── Data supplied
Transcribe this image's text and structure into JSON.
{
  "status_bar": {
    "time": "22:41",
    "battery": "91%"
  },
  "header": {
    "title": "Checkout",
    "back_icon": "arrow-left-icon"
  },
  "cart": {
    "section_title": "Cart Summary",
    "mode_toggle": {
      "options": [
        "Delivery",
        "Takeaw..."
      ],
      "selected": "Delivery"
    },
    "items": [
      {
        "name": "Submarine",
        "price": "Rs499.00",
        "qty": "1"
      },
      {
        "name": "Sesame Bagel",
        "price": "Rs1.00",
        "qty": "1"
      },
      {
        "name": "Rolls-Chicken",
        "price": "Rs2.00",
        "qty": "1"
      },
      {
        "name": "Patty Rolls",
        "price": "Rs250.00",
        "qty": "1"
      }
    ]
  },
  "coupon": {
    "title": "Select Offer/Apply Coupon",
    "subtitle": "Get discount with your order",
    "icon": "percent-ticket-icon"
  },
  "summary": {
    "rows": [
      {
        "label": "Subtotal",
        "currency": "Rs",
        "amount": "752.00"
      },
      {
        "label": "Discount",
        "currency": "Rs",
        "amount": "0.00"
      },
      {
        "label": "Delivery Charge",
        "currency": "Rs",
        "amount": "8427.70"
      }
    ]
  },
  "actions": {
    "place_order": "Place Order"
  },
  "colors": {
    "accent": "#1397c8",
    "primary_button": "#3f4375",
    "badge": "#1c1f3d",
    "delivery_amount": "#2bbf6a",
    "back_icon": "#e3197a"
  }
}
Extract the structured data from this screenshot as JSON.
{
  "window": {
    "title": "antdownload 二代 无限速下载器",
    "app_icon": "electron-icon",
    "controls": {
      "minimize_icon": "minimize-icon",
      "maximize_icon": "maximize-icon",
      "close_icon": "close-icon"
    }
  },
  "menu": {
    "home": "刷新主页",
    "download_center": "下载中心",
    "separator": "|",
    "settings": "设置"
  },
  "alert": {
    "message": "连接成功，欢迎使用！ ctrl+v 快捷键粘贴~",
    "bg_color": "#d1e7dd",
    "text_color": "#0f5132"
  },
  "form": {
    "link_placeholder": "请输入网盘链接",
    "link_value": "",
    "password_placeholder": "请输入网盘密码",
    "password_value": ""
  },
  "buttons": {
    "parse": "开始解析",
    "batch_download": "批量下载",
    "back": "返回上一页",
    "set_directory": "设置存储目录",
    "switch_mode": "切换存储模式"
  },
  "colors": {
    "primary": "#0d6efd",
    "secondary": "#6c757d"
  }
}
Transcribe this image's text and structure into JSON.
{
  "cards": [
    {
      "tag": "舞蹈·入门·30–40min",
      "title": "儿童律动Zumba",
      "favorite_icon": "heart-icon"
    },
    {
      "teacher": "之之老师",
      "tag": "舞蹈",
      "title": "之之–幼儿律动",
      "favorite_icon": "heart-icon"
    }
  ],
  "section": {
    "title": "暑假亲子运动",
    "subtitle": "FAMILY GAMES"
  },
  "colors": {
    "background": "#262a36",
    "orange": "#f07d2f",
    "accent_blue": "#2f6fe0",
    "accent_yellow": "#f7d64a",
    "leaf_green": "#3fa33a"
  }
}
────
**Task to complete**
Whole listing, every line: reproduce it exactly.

**Reply to the exercise**
Transcribe this image's text and structure into JSON.
{
  "status_bar": {
    "time": "22:41",
    "battery": "91%"
  },
  "header": {
    "title": "Checkout",
    "back_icon": "arrow-left-icon"
  },
  "cart": {
    "section_title": "Cart Summary",
    "mode_toggle": {
      "options": [
        "Delivery",
        "Takeaw..."
      ],
      "selected": "Delivery"
    },
    "items": [
      {
        "name": "Submarine",
        "price": "Rs499.00",
        "qty": "1"
      },
      {
        "name": "Sesame Bagel",
        "price": "Rs1.00",
        "qty": "1"
      },
      {
        "name": "Rolls-Chicken",
        "price": "Rs2.00",
        "qty": "1"
      },
      {
        "name": "Patty Rolls",
        "price": "Rs250.00",
        "qty": "1"
      }
    ]
  },
  "coupon": {
    "title": "Select Offer/Apply Coupon",
    "subtitle": "Get discount with your order",
    "icon": "percent-ticket-icon"
  },
  "summary": {
    "rows": [
      {
        "label": "Subtotal",
        "currency": "Rs",
        "amount": "752.00"
      },
      {
        "label": "Discount",
        "currency": "Rs",
        "amount": "0.00"
      },
      {
        "label": "Delivery Charge",
        "currency": "Rs",
        "amount": "8427.70"
      }
    ]
  },
  "actions": {
    "place_order": "Place Order"
  },
  "colors": {
    "accent": "#1397c8",
    "primary_button": "#3f4375",
    "badge": "#1c1f3d",
    "delivery_amount": "#2bbf6a",
    "back_icon": "#e3197a"
  }
}
Extract the structured data from this screenshot as JSON.
{
  "window": {
    "title": "antdownload 二代 无限速下载器",
    "app_icon": "electron-icon",
    "controls": {
      "minimize_icon": "minimize-icon",
      "maximize_icon": "maximize-icon",
      "close_icon": "close-icon"
    }
  },
  "menu": {
    "home": "刷新主页",
    "download_center": "下载中心",
    "separator": "|",
    "settings": "设置"
  },
  "alert": {
    "message": "连接成功，欢迎使用！ ctrl+v 快捷键粘贴~",
    "bg_color": "#d1e7dd",
    "text_color": "#0f5132"
  },
  "form": {
    "link_placeholder": "请输入网盘链接",
    "link_value": "",
    "password_placeholder": "请输入网盘密码",
    "password_value": ""
  },
  "buttons": {
    "parse": "开始解析",
    "batch_download": "批量下载",
    "back": "返回上一页",
    "set_directory": "设置存储目录",
    "switch_mode": "切换存储模式"
  },
  "colors": {
    "primary": "#0d6efd",
    "secondary": "#6c757d"
  }
}
Transcribe this image's text and structure into JSON.
{
  "cards": [
    {
      "tag": "舞蹈·入门·30–40min",
      "title": "儿童律动Zumba",
      "favorite_icon": "heart-icon"
    },
    {
      "teacher": "之之老师",
      "tag": "舞蹈",
      "title": "之之–幼儿律动",
      "favorite_icon": "heart-icon"
    }
  ],
  "section": {
    "title": "暑假亲子运动",
    "subtitle": "FAMILY GAMES"
  },
  "colors": {
    "background": "#262a36",
    "orange": "#f07d2f",
    "accent_blue": "#2f6fe0",
    "accent_yellow": "#f7d64a",
    "leaf_green": "#3fa33a"
  }
}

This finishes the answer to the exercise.